Website and app data records =>
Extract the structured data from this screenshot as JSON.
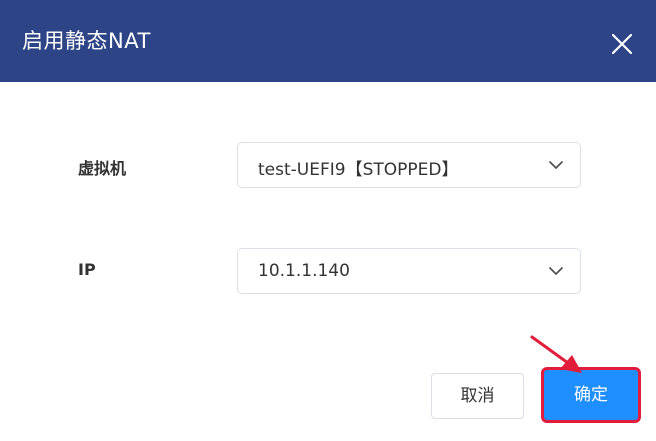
{
  "dialog": {
    "title": "启用静态NAT",
    "close_icon": "close-icon"
  },
  "form": {
    "vm": {
      "label": "虚拟机",
      "value": "test-UEFI9【STOPPED】"
    },
    "ip": {
      "label": "IP",
      "value": "10.1.1.140"
    }
  },
  "buttons": {
    "cancel_label": "取消",
    "confirm_label": "确定"
  },
  "colors": {
    "header": "#2d4586",
    "primary": "#1f8fff",
    "highlight": "#e11d3b"
  }
}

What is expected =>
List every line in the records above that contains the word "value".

Solution for this exercise =>
      "value": "test-UEFI9【STOPPED】"
      "value": "10.1.1.140"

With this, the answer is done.